• [Problem statement]:
Please copy out every line in the entries that includes the word "JSON".

START Supplied entries

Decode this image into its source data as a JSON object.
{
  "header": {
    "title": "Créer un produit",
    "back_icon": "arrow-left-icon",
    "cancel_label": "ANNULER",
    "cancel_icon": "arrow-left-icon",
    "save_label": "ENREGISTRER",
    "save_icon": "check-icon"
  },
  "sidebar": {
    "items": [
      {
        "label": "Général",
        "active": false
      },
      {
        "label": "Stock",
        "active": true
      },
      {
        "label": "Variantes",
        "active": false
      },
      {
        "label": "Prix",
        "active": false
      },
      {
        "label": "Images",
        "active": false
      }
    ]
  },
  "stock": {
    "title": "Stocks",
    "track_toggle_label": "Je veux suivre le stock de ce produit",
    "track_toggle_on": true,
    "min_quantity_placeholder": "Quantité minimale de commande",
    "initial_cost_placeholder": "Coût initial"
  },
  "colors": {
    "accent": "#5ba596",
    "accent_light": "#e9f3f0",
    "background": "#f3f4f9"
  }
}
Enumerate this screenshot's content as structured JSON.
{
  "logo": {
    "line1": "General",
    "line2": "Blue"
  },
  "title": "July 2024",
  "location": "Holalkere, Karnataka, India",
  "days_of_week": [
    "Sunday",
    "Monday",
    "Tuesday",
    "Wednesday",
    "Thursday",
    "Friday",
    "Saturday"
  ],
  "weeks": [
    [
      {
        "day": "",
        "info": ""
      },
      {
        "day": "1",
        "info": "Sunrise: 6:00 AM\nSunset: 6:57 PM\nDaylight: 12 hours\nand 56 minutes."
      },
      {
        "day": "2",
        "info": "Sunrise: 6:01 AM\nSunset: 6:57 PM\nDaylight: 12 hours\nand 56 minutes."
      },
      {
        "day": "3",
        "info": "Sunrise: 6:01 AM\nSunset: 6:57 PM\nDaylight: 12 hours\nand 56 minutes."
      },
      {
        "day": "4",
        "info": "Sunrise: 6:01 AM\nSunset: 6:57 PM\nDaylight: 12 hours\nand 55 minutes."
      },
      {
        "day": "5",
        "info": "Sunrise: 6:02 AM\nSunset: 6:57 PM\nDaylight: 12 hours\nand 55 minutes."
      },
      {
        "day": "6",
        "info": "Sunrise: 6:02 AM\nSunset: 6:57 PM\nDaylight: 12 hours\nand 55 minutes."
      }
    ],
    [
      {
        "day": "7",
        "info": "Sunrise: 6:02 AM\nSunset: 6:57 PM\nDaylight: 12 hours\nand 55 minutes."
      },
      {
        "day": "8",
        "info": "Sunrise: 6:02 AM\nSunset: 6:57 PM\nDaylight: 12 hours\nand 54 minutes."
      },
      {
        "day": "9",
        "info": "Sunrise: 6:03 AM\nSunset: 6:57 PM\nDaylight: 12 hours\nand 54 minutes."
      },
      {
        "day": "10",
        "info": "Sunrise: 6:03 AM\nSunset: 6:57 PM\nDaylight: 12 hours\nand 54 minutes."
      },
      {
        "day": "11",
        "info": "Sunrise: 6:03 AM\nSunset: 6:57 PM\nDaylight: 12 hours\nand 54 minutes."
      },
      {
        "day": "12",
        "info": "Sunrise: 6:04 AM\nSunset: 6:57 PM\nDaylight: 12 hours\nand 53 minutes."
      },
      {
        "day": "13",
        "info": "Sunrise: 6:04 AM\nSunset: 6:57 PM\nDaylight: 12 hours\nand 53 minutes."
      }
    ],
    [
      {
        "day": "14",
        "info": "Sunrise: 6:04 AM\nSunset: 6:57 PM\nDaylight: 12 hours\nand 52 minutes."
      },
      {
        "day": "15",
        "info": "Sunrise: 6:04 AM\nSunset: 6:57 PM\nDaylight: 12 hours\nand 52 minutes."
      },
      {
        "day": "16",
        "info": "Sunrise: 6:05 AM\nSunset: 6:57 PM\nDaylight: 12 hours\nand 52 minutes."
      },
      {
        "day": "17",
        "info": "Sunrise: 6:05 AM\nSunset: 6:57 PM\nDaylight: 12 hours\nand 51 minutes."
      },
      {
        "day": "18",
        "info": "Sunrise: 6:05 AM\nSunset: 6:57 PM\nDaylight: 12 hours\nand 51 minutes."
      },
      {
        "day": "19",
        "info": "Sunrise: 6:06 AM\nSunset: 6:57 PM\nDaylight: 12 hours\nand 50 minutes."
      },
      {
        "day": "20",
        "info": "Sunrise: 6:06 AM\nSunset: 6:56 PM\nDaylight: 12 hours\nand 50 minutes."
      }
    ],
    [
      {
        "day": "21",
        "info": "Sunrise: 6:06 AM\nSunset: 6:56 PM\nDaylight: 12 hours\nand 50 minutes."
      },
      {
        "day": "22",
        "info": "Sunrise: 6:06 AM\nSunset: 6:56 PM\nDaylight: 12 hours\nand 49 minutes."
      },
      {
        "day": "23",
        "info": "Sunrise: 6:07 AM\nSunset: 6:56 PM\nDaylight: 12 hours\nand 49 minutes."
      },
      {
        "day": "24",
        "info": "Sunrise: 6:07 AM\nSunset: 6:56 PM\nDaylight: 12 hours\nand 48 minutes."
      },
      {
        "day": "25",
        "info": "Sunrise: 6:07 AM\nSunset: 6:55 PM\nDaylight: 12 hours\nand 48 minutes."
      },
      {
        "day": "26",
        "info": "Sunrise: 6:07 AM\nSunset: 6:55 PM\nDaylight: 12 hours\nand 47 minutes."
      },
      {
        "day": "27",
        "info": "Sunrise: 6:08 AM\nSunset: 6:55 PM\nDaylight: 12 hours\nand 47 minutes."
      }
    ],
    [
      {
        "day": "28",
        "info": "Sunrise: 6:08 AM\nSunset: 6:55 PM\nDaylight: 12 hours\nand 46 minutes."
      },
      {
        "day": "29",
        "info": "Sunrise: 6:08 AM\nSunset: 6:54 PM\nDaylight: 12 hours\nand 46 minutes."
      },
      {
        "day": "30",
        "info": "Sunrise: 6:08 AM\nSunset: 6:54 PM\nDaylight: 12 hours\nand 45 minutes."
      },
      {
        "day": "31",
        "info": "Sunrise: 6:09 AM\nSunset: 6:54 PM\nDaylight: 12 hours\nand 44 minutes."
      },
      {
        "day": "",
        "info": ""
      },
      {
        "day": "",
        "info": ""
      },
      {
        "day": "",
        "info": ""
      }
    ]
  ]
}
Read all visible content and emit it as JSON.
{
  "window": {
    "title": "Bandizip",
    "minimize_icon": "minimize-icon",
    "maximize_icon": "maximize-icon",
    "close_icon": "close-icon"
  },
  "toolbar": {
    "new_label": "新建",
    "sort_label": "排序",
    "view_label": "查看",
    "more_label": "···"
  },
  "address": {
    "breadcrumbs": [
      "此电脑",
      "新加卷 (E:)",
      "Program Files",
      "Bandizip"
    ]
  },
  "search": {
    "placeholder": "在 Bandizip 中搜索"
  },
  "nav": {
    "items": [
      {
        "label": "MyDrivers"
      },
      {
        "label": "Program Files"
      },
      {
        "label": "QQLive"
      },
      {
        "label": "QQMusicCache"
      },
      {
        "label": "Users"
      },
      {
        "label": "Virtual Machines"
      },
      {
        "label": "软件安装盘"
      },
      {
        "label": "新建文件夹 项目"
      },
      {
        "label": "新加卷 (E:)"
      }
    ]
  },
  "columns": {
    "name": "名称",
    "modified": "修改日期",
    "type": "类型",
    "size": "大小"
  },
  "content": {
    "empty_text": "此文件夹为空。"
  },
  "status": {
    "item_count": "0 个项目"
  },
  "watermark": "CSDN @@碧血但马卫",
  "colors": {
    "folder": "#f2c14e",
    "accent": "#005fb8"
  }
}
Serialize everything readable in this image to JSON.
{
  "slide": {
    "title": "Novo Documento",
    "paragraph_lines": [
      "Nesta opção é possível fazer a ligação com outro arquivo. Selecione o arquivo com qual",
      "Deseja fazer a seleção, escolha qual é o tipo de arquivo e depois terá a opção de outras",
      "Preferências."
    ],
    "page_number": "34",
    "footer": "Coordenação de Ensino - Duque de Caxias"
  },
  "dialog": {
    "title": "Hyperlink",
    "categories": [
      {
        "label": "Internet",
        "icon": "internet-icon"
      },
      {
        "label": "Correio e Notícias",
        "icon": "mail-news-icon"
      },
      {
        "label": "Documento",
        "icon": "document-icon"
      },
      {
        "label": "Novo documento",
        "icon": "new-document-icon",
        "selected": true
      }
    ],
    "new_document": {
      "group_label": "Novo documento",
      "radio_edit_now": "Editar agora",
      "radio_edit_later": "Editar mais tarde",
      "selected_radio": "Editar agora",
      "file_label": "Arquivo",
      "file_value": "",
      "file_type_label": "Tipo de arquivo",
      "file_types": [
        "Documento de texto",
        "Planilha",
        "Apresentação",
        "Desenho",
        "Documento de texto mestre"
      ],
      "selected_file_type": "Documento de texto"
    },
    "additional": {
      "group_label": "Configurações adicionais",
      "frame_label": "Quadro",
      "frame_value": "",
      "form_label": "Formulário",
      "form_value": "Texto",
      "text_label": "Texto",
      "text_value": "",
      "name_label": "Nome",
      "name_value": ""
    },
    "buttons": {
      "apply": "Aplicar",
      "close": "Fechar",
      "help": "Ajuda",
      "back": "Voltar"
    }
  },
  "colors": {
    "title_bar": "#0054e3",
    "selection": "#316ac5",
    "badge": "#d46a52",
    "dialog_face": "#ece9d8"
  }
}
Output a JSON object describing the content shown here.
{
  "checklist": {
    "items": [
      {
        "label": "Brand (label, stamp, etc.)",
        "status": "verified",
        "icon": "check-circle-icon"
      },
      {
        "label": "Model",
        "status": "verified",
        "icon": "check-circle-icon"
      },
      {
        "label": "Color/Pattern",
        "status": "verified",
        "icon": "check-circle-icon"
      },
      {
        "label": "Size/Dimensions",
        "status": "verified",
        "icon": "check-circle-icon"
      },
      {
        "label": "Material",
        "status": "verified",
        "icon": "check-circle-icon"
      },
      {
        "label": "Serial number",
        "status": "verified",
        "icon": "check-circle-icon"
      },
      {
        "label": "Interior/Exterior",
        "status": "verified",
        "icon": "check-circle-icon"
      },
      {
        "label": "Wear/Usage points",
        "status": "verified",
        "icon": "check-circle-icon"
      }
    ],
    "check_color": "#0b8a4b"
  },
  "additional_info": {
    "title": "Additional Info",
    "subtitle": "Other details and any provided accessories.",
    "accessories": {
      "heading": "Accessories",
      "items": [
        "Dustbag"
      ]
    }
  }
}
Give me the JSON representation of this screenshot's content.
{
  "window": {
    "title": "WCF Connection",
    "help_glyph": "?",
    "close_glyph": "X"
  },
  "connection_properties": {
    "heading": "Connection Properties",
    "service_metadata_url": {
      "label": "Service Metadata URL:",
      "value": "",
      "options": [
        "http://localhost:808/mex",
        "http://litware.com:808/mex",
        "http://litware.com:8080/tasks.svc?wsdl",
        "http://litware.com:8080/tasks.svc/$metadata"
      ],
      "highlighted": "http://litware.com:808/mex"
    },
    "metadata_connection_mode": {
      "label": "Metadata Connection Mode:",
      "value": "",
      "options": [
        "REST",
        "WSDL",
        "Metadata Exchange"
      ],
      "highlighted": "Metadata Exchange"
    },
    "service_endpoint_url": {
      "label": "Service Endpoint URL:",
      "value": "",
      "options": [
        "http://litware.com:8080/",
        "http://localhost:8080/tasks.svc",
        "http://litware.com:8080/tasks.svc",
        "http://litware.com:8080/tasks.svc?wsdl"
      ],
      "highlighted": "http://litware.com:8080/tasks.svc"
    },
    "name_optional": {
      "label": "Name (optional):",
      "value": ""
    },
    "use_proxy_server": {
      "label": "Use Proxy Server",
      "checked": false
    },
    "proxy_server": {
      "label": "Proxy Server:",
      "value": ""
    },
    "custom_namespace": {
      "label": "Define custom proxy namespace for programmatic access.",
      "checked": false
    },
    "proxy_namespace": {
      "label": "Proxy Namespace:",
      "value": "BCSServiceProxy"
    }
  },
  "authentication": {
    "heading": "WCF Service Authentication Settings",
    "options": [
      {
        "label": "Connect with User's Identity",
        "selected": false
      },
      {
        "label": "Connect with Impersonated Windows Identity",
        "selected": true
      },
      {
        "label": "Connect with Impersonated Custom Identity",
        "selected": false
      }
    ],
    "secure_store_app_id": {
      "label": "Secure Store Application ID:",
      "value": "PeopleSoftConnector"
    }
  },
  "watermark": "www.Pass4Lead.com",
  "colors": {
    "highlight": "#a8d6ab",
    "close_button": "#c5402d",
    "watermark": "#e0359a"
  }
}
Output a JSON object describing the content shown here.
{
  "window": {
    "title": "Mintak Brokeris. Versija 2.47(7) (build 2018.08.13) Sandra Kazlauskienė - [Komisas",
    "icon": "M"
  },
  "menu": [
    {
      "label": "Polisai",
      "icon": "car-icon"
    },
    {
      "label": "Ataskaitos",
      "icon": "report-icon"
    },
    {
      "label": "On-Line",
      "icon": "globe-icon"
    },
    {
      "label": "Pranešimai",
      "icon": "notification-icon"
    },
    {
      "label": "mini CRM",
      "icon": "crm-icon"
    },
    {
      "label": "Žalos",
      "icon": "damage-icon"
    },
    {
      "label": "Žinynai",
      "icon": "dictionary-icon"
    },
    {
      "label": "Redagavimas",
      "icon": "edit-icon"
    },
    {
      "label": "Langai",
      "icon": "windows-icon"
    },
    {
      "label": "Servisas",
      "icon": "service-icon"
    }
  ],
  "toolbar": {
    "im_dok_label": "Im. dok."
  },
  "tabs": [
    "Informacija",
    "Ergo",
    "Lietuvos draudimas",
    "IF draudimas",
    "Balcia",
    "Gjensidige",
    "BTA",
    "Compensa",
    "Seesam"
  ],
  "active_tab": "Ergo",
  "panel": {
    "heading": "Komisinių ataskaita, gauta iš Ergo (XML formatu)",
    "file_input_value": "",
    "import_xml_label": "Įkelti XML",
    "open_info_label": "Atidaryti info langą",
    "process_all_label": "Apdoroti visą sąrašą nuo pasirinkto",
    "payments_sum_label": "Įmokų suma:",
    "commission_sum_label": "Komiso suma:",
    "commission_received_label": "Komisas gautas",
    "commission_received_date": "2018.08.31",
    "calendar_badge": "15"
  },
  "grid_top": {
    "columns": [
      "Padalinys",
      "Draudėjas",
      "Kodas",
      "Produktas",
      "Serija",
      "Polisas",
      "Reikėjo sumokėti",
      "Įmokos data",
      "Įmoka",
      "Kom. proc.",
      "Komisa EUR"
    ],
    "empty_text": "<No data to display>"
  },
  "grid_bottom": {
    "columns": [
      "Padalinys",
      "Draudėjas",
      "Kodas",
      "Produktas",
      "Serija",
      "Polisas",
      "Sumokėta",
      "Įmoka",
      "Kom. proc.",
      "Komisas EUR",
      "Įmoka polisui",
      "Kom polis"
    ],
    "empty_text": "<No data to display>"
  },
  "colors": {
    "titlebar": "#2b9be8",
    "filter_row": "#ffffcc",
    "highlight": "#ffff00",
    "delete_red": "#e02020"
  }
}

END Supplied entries

• [Completed task]:
Decode this image into its source data as a JSON object.
Enumerate this screenshot's content as structured JSON.
Read all visible content and emit it as JSON.
Serialize everything readable in this image to JSON.
Output a JSON object describing the content shown here.
Give me the JSON representation of this screenshot's content.
Output a JSON object describing the content shown here.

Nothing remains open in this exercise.